*** Opening of INFORMATION GIVEN ***

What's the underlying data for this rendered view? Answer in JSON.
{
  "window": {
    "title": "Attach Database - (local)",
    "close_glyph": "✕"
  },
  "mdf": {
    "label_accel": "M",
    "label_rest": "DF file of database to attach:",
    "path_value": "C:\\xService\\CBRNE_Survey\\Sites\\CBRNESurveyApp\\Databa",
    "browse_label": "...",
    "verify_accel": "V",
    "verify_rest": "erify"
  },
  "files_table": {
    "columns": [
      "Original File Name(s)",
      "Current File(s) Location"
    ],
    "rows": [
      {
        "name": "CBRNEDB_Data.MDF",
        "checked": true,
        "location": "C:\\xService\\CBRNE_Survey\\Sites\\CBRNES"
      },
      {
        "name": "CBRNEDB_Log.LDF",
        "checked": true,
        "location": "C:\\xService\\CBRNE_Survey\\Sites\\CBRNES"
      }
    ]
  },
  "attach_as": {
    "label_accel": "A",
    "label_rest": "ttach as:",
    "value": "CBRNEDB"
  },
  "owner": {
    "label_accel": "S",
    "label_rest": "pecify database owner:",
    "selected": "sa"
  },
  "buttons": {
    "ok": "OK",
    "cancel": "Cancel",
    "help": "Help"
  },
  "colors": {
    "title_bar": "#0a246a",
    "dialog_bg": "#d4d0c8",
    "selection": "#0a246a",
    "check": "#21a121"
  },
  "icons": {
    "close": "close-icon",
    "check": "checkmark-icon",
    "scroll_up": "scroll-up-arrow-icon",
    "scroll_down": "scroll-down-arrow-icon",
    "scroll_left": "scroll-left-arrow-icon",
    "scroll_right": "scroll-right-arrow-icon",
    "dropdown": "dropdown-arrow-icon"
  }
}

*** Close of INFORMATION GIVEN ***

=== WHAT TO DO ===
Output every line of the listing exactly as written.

=== TASK RESULT ===
What's the underlying data for this rendered view? Answer in JSON.
{
  "window": {
    "title": "Attach Database - (local)",
    "close_glyph": "✕"
  },
  "mdf": {
    "label_accel": "M",
    "label_rest": "DF file of database to attach:",
    "path_value": "C:\\xService\\CBRNE_Survey\\Sites\\CBRNESurveyApp\\Databa",
    "browse_label": "...",
    "verify_accel": "V",
    "verify_rest": "erify"
  },
  "files_table": {
    "columns": [
      "Original File Name(s)",
      "Current File(s) Location"
    ],
    "rows": [
      {
        "name": "CBRNEDB_Data.MDF",
        "checked": true,
        "location": "C:\\xService\\CBRNE_Survey\\Sites\\CBRNES"
      },
      {
        "name": "CBRNEDB_Log.LDF",
        "checked": true,
        "location": "C:\\xService\\CBRNE_Survey\\Sites\\CBRNES"
      }
    ]
  },
  "attach_as": {
    "label_accel": "A",
    "label_rest": "ttach as:",
    "value": "CBRNEDB"
  },
  "owner": {
    "label_accel": "S",
    "label_rest": "pecify database owner:",
    "selected": "sa"
  },
  "buttons": {
    "ok": "OK",
    "cancel": "Cancel",
    "help": "Help"
  },
  "colors": {
    "title_bar": "#0a246a",
    "dialog_bg": "#d4d0c8",
    "selection": "#0a246a",
    "check": "#21a121"
  },
  "icons": {
    "close": "close-icon",
    "check": "checkmark-icon",
    "scroll_up": "scroll-up-arrow-icon",
    "scroll_down": "scroll-down-arrow-icon",
    "scroll_left": "scroll-left-arrow-icon",
    "scroll_right": "scroll-right-arrow-icon",
    "dropdown": "dropdown-arrow-icon"
  }
}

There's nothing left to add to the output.